Crew: Camera (color, HD), Jacques Cheuiche; editor, Jordana Berg; sound, Valeria Ferro; assistant director, Ernesto Piccolo. Reviewed at Rio de Janeiro Film Festival (competing), Oct. 13, 2011. (In Intl. Documentary Film Festival Amsterdam -- competing.) Running time: 91 MIN.

With: With: Dea, Gilmar, Esmeralda, Jose Barbosa, Sonia, Nilton, Isabell, Zio, Jose, Lidia, Fatima, Ramon, Maria de Fatima, Maria Aparecida.

More Film

  • Joker Maleficent: Mistress of Evil

    Box Office: Villains Face Off Again as 'Joker' and 'Maleficent' Battle for First Place

    Despite three new nationwide releases, domestic box office charts look to be dominated by holdovers — Warner Bros.’ “Joker” and Disney’s “Maleficent: Mistress of Evil” — during the last weekend in October. “Maleficent: Mistress of Evil” debuted last weekend with $36 million in North America, enough to dethrone “Joker” after the super-villain origin story’s back-to-back [...]

  • Yasushi Shiina

    Tokyo Market is Finding New Strengths, Says Yasushi Shiina

    Clouds on the global economic horizon and disruption to the scheduling of the event, have done little to dampen the interest of foreign visitors to TIFFCOM, Japan’s biggest film and TV market. Especially those from China, says market head, Yasushi Shiina. The market is again running at the Sunshine City shopping, entertainment and business complex [...]

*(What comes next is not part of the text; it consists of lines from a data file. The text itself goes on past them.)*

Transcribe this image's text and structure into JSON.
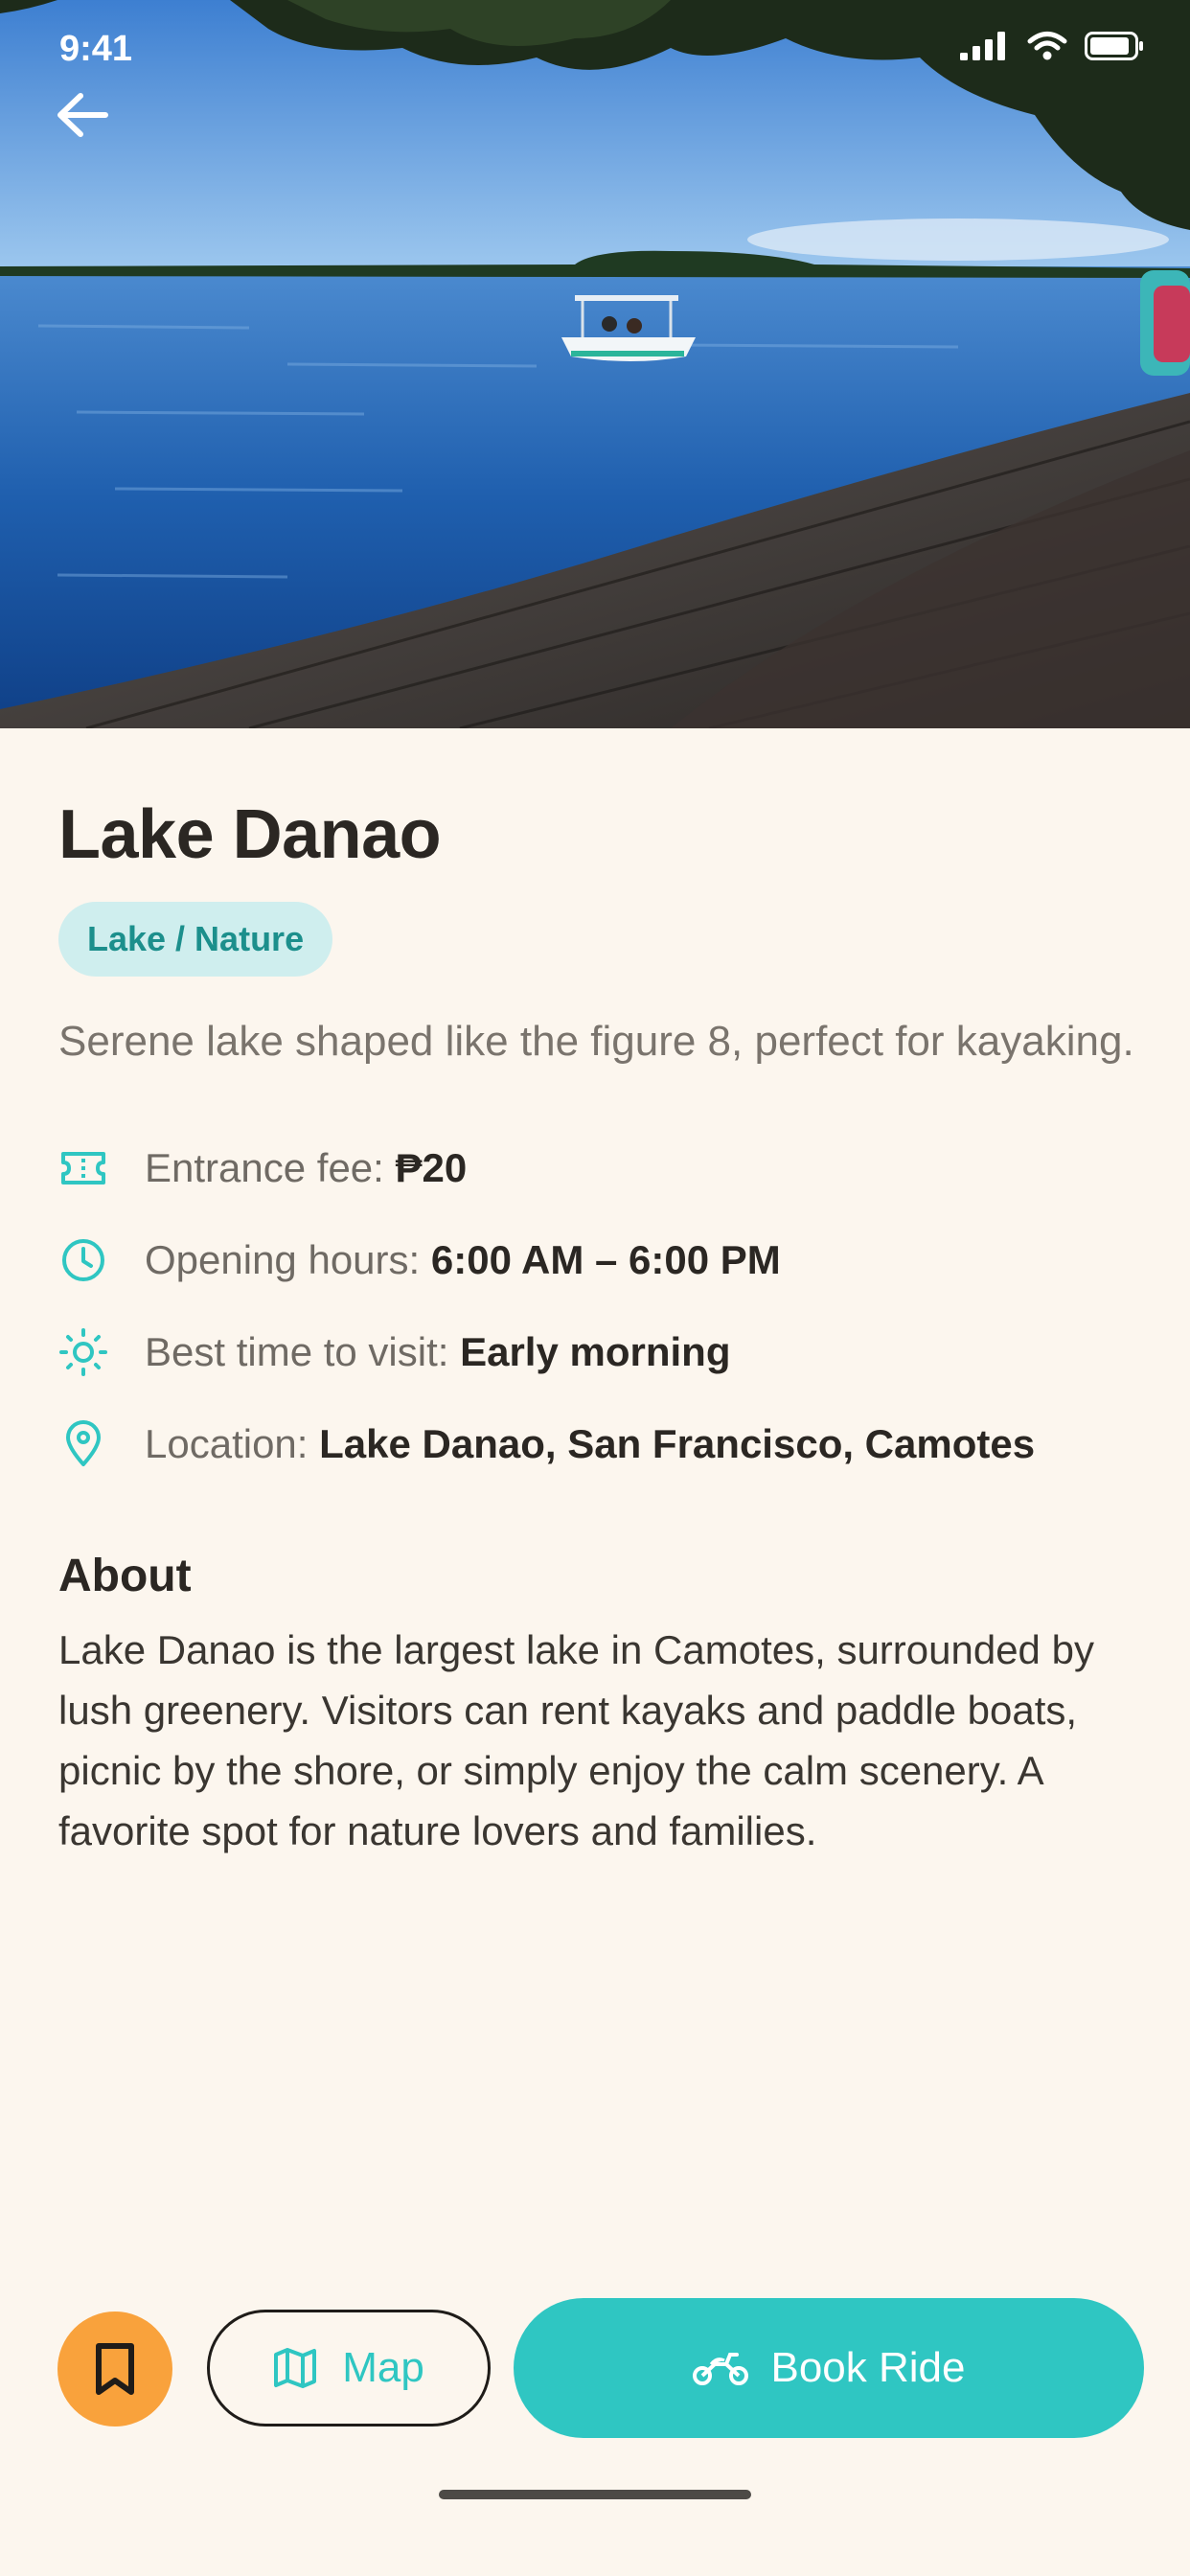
{
  "status_bar": {
    "time": "9:41"
  },
  "place": {
    "title": "Lake Danao",
    "category": "Lake / Nature",
    "description": "Serene lake shaped like the figure 8, perfect for kayaking."
  },
  "info": [
    {
      "icon": "ticket-icon",
      "label": "Entrance fee: ",
      "value": "₱20"
    },
    {
      "icon": "clock-icon",
      "label": "Opening hours: ",
      "value": "6:00 AM – 6:00 PM"
    },
    {
      "icon": "sun-icon",
      "label": "Best time to visit: ",
      "value": "Early morning"
    },
    {
      "icon": "location-pin-icon",
      "label": "Location: ",
      "value": "Lake Danao, San Francisco, Camotes"
    }
  ],
  "about": {
    "heading": "About",
    "text": "Lake Danao is the largest lake in Camotes, surrounded by lush greenery. Visitors can rent kayaks and paddle boats, picnic by the shore, or simply enjoy the calm scenery. A favorite spot for nature lovers and families."
  },
  "actions": {
    "map_label": "Map",
    "book_label": "Book Ride"
  },
  "colors": {
    "background": "#fcf6ee",
    "accent_teal": "#2fc6c2",
    "tag_bg": "#cfeeee",
    "bookmark_orange": "#f9a23c"
  }
}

  • "Weathering With You" directed by Makoto

    Toho Unveils Dual Media Romance 'Love Me, Love Me Not' at Tokyo Market

    Japan’s biggest film company, which produces, distributes and exhibits its own product in partnership with leading media companies, Toho has brought a line-up to TIFFCOM full of present and future hits. The biggest is “Weathering with You,” the love story animation by Makoto Shinkai that surpassed the $100 million mark only a month after its [...]

  • Hit Me Anyone One More Time

    TIFFCOM: Pony Canyon Saddles up FujiTV's Smash 'Hit Me Anyone'

    One of Japan’s five major broadcast networks, Fuji TV has also been a pioneer and leader among the networks in feature film production. This year at TIFFCOM long-time partner Pony Canyon is representing Fuji TV films that have recently hit number one at the Japanese box office. Among the hottest, with three straight weeks atop [...]

  • Martin Scorsese Avengers

    Are Martin Scorsese and Francis Ford Coppola Right About Marvel? (Column)

    If you want to shoot holes in the comments that Martin Scorsese and Francis Ford Coppola made recently about Marvel movies (Scorsese: “That’s not cinema”; Coppola: “Martin was being kind when he said it wasn’t cinema. He didn’t say it was despicable, which is what I say”), then go right ahead, because they’ve practically handed [...]

More From Our Brands

Access exclusive content